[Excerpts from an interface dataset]
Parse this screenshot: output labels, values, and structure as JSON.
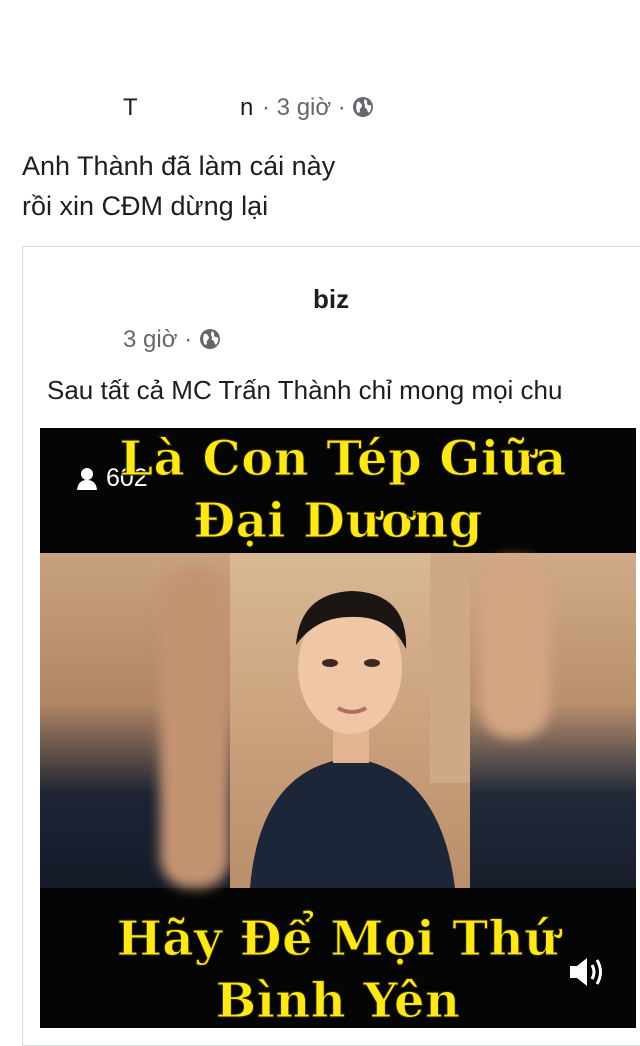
{
  "post": {
    "author_first": "T",
    "author_last": "n",
    "time": "3 giờ",
    "separator": "·",
    "text_line1": "Anh Thành đã làm cái này",
    "text_line2": "rồi xin CĐM dừng lại"
  },
  "shared": {
    "page_name": "biz",
    "time": "3 giờ",
    "separator": "·",
    "caption": "Sau tất cả MC Trấn Thành chỉ mong mọi chu"
  },
  "video": {
    "viewers": "602",
    "title_line1": "Là Con Tép Giữa",
    "title_line2": "Đại Dương",
    "bottom_line1": "Hãy Để Mọi Thứ",
    "bottom_line2": "Bình Yên"
  },
  "icons": {
    "globe": "globe-icon",
    "viewer": "person-icon",
    "sound": "speaker-icon"
  },
  "colors": {
    "caption_yellow": "#ffe81a",
    "meta_gray": "#65676b",
    "text": "#1c1e21"
  }
}
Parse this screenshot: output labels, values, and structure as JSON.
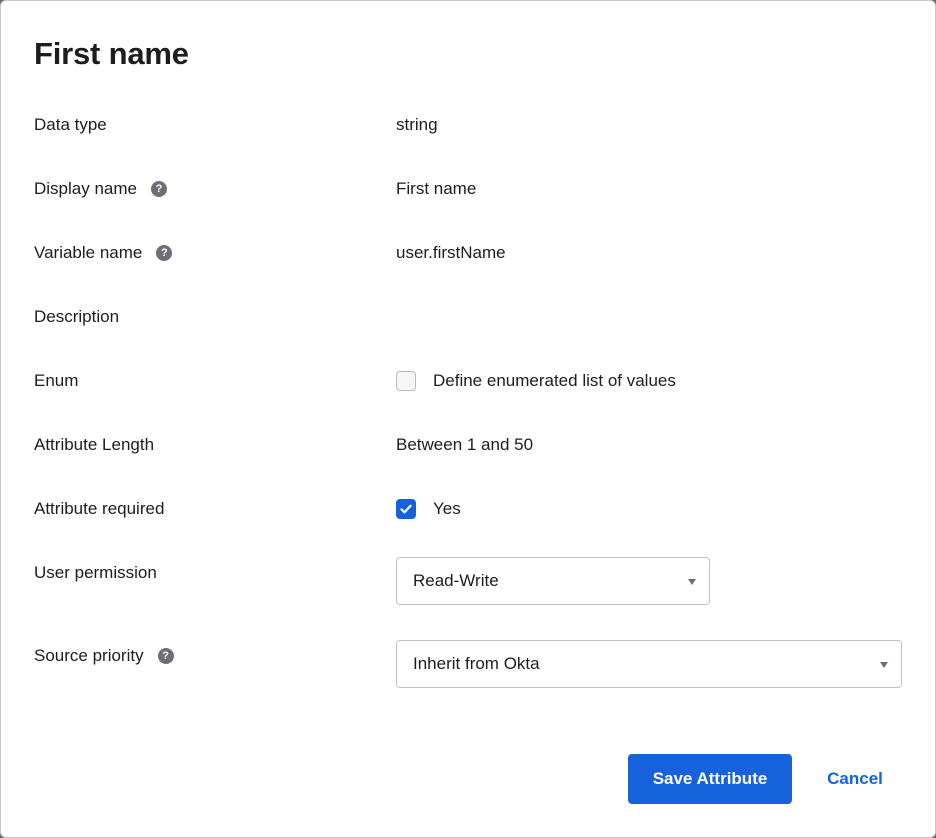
{
  "dialog": {
    "title": "First name"
  },
  "fields": {
    "data_type": {
      "label": "Data type",
      "value": "string"
    },
    "display_name": {
      "label": "Display name",
      "value": "First name",
      "help_icon": "question-circle-icon"
    },
    "variable_name": {
      "label": "Variable name",
      "value": "user.firstName",
      "help_icon": "question-circle-icon"
    },
    "description": {
      "label": "Description",
      "value": ""
    },
    "enum": {
      "label": "Enum",
      "checkbox_label": "Define enumerated list of values",
      "checked": false
    },
    "attribute_length": {
      "label": "Attribute Length",
      "value": "Between 1 and 50"
    },
    "attribute_required": {
      "label": "Attribute required",
      "checkbox_label": "Yes",
      "checked": true
    },
    "user_permission": {
      "label": "User permission",
      "selected": "Read-Write"
    },
    "source_priority": {
      "label": "Source priority",
      "selected": "Inherit from Okta",
      "help_icon": "question-circle-icon"
    }
  },
  "actions": {
    "save_label": "Save Attribute",
    "cancel_label": "Cancel"
  },
  "colors": {
    "primary": "#1662dd",
    "text": "#1d1d21",
    "help_icon": "#6e6e78"
  }
}
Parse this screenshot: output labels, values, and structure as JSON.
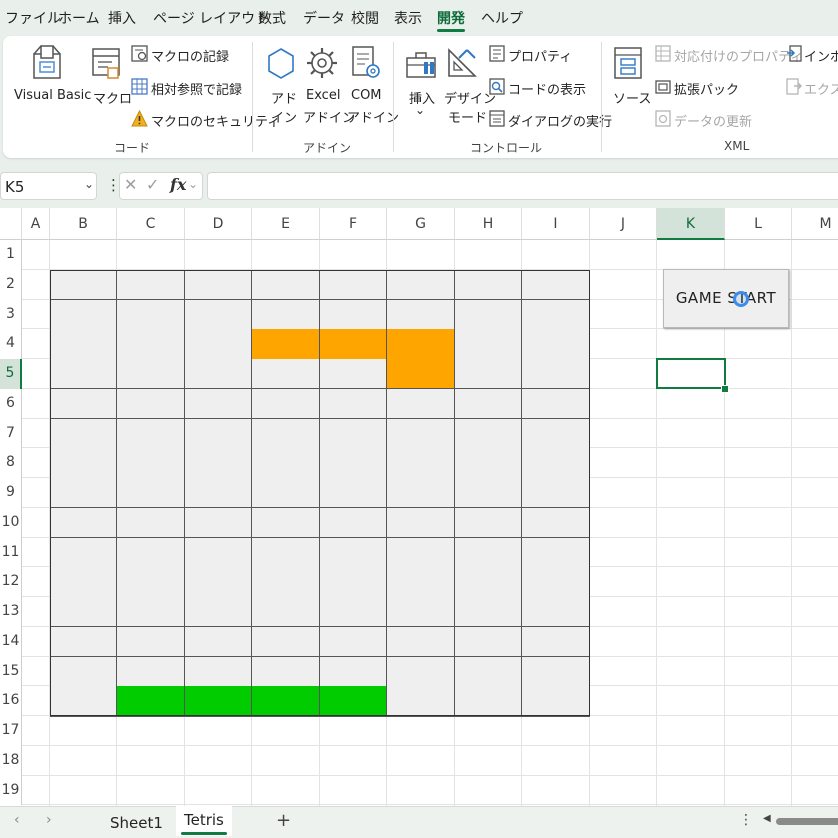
{
  "menu": {
    "items": [
      "ファイル",
      "ホーム",
      "挿入",
      "ページ レイアウト",
      "数式",
      "データ",
      "校閲",
      "表示",
      "開発",
      "ヘルプ"
    ],
    "active": "開発"
  },
  "ribbon": {
    "code": {
      "visual_basic": "Visual Basic",
      "macro": "マクロ",
      "record_macro": "マクロの記録",
      "relative_ref": "相対参照で記録",
      "macro_security": "マクロのセキュリティ",
      "label": "コード"
    },
    "addins": {
      "addin_1": "アド",
      "addin_2": "イン",
      "excel_1": "Excel",
      "excel_2": "アドイン",
      "com_1": "COM",
      "com_2": "アドイン",
      "label": "アドイン"
    },
    "controls": {
      "insert": "挿入",
      "insert_arrow": "⌄",
      "design_1": "デザイン",
      "design_2": "モード",
      "properties": "プロパティ",
      "view_code": "コードの表示",
      "run_dialog": "ダイアログの実行",
      "label": "コントロール"
    },
    "xml": {
      "source": "ソース",
      "map_properties": "対応付けのプロパティ",
      "expansion_packs": "拡張パック",
      "refresh_data": "データの更新",
      "import": "インポー",
      "export": "エクスポ",
      "label": "XML"
    }
  },
  "formula_bar": {
    "name_box": "K5",
    "name_box_arrow": "⌄",
    "dots": "⋮",
    "cancel": "✕",
    "enter": "✓",
    "fx": "fx",
    "fx_arrow": "⌄",
    "value": ""
  },
  "grid": {
    "columns": [
      "A",
      "B",
      "C",
      "D",
      "E",
      "F",
      "G",
      "H",
      "I",
      "J",
      "K",
      "L",
      "M"
    ],
    "rows": [
      "1",
      "2",
      "3",
      "4",
      "5",
      "6",
      "7",
      "8",
      "9",
      "10",
      "11",
      "12",
      "13",
      "14",
      "15",
      "16",
      "17",
      "18",
      "19"
    ],
    "selected_column": "K",
    "selected_row": "5",
    "active_cell": "K5"
  },
  "tetris": {
    "board_columns": [
      "B",
      "C",
      "D",
      "E",
      "F",
      "G",
      "H",
      "I"
    ],
    "board_rows": [
      "2",
      "3",
      "4",
      "5",
      "6",
      "7",
      "8",
      "9",
      "10",
      "11",
      "12",
      "13",
      "14",
      "15",
      "16"
    ],
    "orange_cells": [
      "E4",
      "F4",
      "G4",
      "G5"
    ],
    "green_cells": [
      "C16",
      "D16",
      "E16",
      "F16"
    ],
    "colors": {
      "empty": "#efefef",
      "orange": "#ffa500",
      "green": "#00cc00",
      "border": "#555555"
    }
  },
  "button": {
    "label": "GAME START"
  },
  "sheet_tabs": {
    "nav_prev": "‹",
    "nav_next": "›",
    "tabs": [
      "Sheet1",
      "Tetris"
    ],
    "active": "Tetris",
    "add": "+",
    "more": "⋮",
    "scroll_left": "◀"
  },
  "accent": "#107c41"
}
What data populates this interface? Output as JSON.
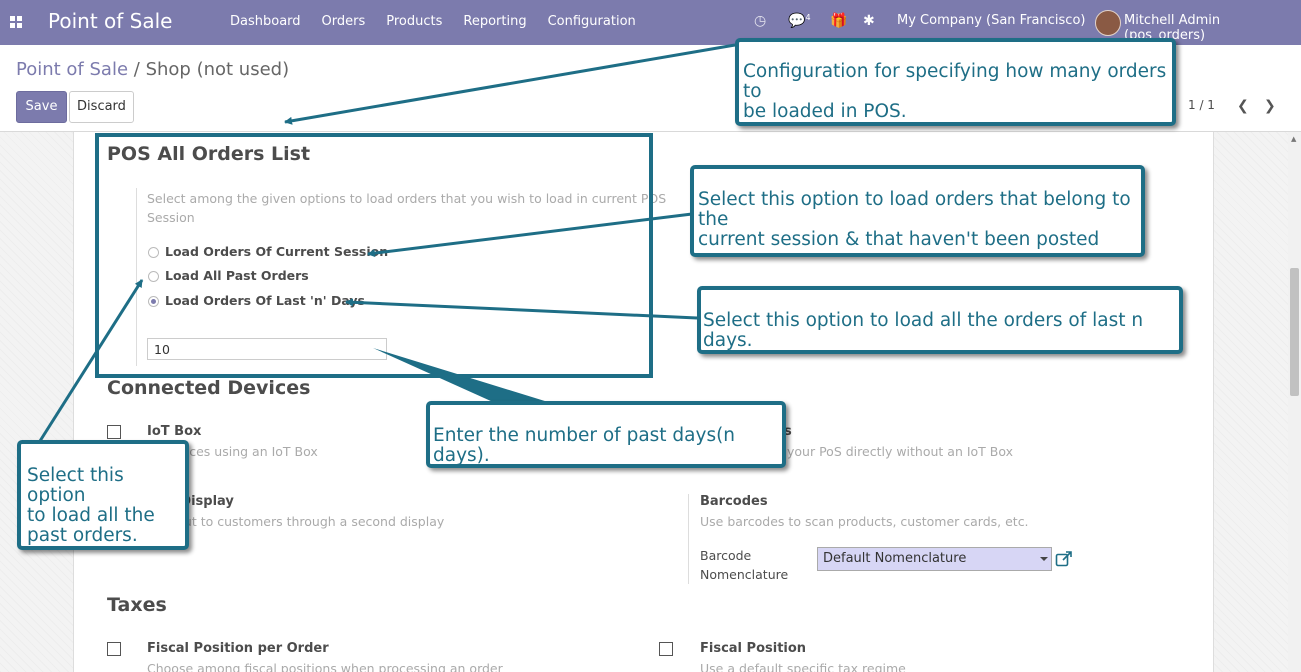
{
  "navbar": {
    "brand": "Point of Sale",
    "menu": [
      "Dashboard",
      "Orders",
      "Products",
      "Reporting",
      "Configuration"
    ],
    "message_count": "4",
    "company": "My Company (San Francisco)",
    "user": "Mitchell Admin (pos_orders)",
    "color": "#7c7bad"
  },
  "control_panel": {
    "breadcrumb_parent": "Point of Sale",
    "breadcrumb_separator": "/",
    "breadcrumb_current": "Shop (not used)",
    "save_label": "Save",
    "discard_label": "Discard",
    "pager": "1 / 1"
  },
  "pos_orders": {
    "title": "POS All Orders List",
    "hint_line1": "Select among the given options to load orders that you wish to load in current POS",
    "hint_line2": "Session",
    "options": [
      {
        "label": "Load Orders Of Current Session",
        "checked": false
      },
      {
        "label": "Load All Past Orders",
        "checked": false
      },
      {
        "label": "Load Orders Of Last 'n' Days",
        "checked": true
      }
    ],
    "days_value": "10"
  },
  "connected_devices": {
    "title": "Connected Devices",
    "iot_title": "IoT Box",
    "iot_hint": "ct devices using an IoT Box",
    "right_hint": "s to your PoS directly without an IoT Box",
    "right_title_fragment": "s",
    "customer_display_title": "mer Display",
    "customer_display_hint": "heckout to customers through a second display",
    "barcodes_title": "Barcodes",
    "barcodes_hint": "Use barcodes to scan products, customer cards, etc.",
    "barcode_nomenclature_label_1": "Barcode",
    "barcode_nomenclature_label_2": "Nomenclature",
    "barcode_nomenclature_value": "Default Nomenclature"
  },
  "taxes": {
    "title": "Taxes",
    "fiscal_position_per_order_title": "Fiscal Position per Order",
    "fiscal_position_per_order_hint": "Choose among fiscal positions when processing an order",
    "fiscal_position_title": "Fiscal Position",
    "fiscal_position_hint": "Use a default specific tax regime"
  },
  "annotations": {
    "config_note": [
      "Configuration for specifying how many orders to",
      "be loaded in POS."
    ],
    "current_session_note": [
      "Select this option to load orders that belong to the",
      "current session & that haven't been posted"
    ],
    "last_n_days_note": "Select this option to load all the orders of last n days.",
    "days_input_note": "Enter the number of past days(n days).",
    "past_orders_note": [
      "Select this option",
      "to load all the",
      "past orders."
    ],
    "color": "#1e6e86"
  }
}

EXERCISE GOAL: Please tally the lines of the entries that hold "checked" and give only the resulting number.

ANSWER SECTION: 5